_Task objective_
Count, in the data that follows, every line with the string "ANBIETEN", and give that count as the whole reply.

***** Provided records

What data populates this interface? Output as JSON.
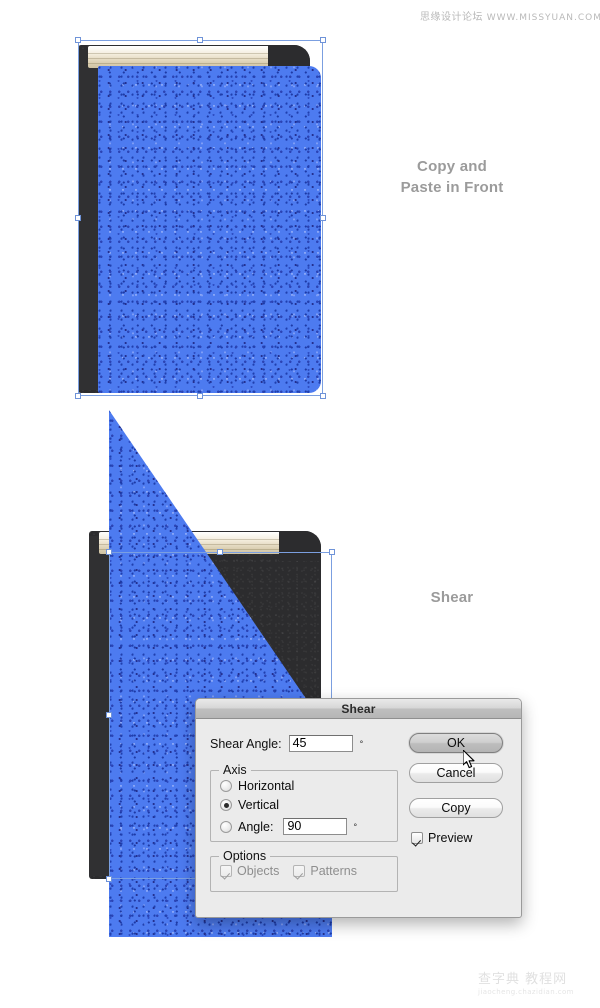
{
  "watermarks": {
    "top_cn": "思缘设计论坛",
    "top_url": "WWW.MISSYUAN.COM",
    "bottom_cn": "查字典 教程网",
    "bottom_url": "jiaocheng.chazidian.com"
  },
  "steps": [
    {
      "id": "copy-paste",
      "label": "Copy and\nPaste in Front"
    },
    {
      "id": "shear",
      "label": "Shear"
    }
  ],
  "captions": {
    "copy_paste": "Copy and Paste in Front",
    "copy_paste_line1": "Copy and",
    "copy_paste_line2": "Paste in Front",
    "shear": "Shear"
  },
  "dialog": {
    "title": "Shear",
    "shear_angle_label": "Shear Angle:",
    "shear_angle_value": "45",
    "degree_symbol": "°",
    "axis": {
      "legend": "Axis",
      "options": [
        {
          "label": "Horizontal",
          "selected": false
        },
        {
          "label": "Vertical",
          "selected": true
        },
        {
          "label": "Angle:",
          "selected": false
        }
      ],
      "angle_value": "90",
      "angle_degree_symbol": "°"
    },
    "options": {
      "legend": "Options",
      "checkboxes": [
        {
          "label": "Objects",
          "checked": true,
          "disabled": true
        },
        {
          "label": "Patterns",
          "checked": true,
          "disabled": true
        }
      ]
    },
    "buttons": {
      "ok": "OK",
      "cancel": "Cancel",
      "copy": "Copy"
    },
    "preview": {
      "label": "Preview",
      "checked": true
    }
  },
  "colors": {
    "cover_blue": "#4d7bf0",
    "cover_dark": "#2c2c2e",
    "pages_cream": "#f3ecdc",
    "selection_blue": "#7b9fe0",
    "caption_gray": "#9b9b9b",
    "dialog_bg": "#ebebeb",
    "canvas_white": "#ffffff"
  },
  "artwork": {
    "top_book": {
      "name": "blue-book-front-cover",
      "selected": true
    },
    "bottom_book": {
      "name": "blue-book-sheared-cover",
      "selected": true
    }
  }
}
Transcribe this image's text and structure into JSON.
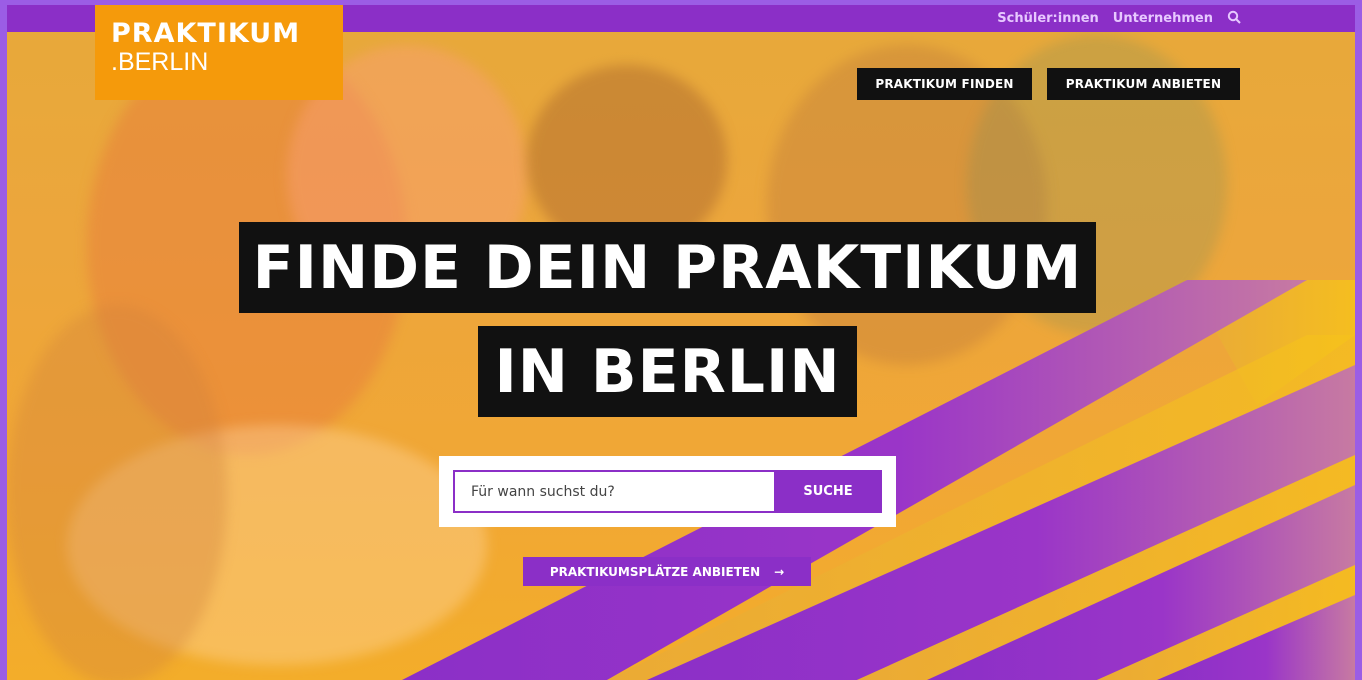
{
  "site": {
    "logo_line1": "PRAKTIKUM",
    "logo_line2": ".BERLIN"
  },
  "topnav": {
    "students": "Schüler:innen",
    "companies": "Unternehmen",
    "search_icon": "search-icon"
  },
  "mainnav": {
    "find": "PRAKTIKUM FINDEN",
    "offer": "PRAKTIKUM ANBIETEN"
  },
  "hero": {
    "line1": "FINDE DEIN PRAKTIKUM",
    "line2": "IN BERLIN"
  },
  "search": {
    "placeholder": "Für wann suchst du?",
    "button": "SUCHE"
  },
  "cta": {
    "label": "PRAKTIKUMSPLÄTZE ANBIETEN",
    "arrow": "→"
  },
  "colors": {
    "purple": "#8b2fc7",
    "orange": "#f59a0b",
    "yellow": "#f6c21b",
    "black": "#111111"
  }
}
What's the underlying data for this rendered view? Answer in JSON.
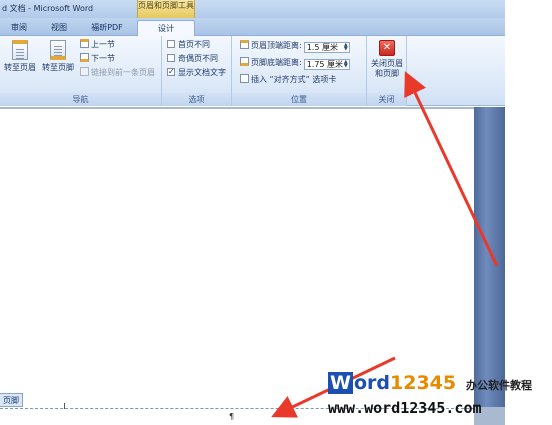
{
  "window": {
    "doc_title": "d 文档 - Microsoft Word",
    "context_tab_label": "页眉和页脚工具"
  },
  "tabs": [
    {
      "label": "审阅",
      "active": false
    },
    {
      "label": "视图",
      "active": false
    },
    {
      "label": "福昕PDF",
      "active": false
    },
    {
      "label": "设计",
      "active": true
    }
  ],
  "ribbon": {
    "nav": {
      "label": "导航",
      "goto_header": "转至页眉",
      "goto_footer": "转至页脚",
      "prev_section": "上一节",
      "next_section": "下一节",
      "link_previous": "链接到前一条页眉"
    },
    "options": {
      "label": "选项",
      "items": [
        {
          "text": "首页不同",
          "checked": false
        },
        {
          "text": "奇偶页不同",
          "checked": false
        },
        {
          "text": "显示文档文字",
          "checked": true
        }
      ]
    },
    "position": {
      "label": "位置",
      "header_dist_label": "页眉顶端距离:",
      "header_dist_value": "1.5 厘米",
      "footer_dist_label": "页脚底端距离:",
      "footer_dist_value": "1.75 厘米",
      "insert_align_tab": "插入 “对齐方式” 选项卡"
    },
    "close": {
      "label": "关闭",
      "button_line1": "关闭页眉",
      "button_line2": "和页脚"
    }
  },
  "document": {
    "footer_tag": "页脚"
  },
  "watermark": {
    "logo_w": "W",
    "logo_ord": "ord",
    "logo_digits": "12345",
    "tagline": "办公软件教程",
    "url": "www.word12345.com"
  },
  "colors": {
    "arrow": "#e8392b",
    "accent_blue": "#1b4fb0",
    "close_red": "#c9281d"
  }
}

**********

_Solution to this task_
2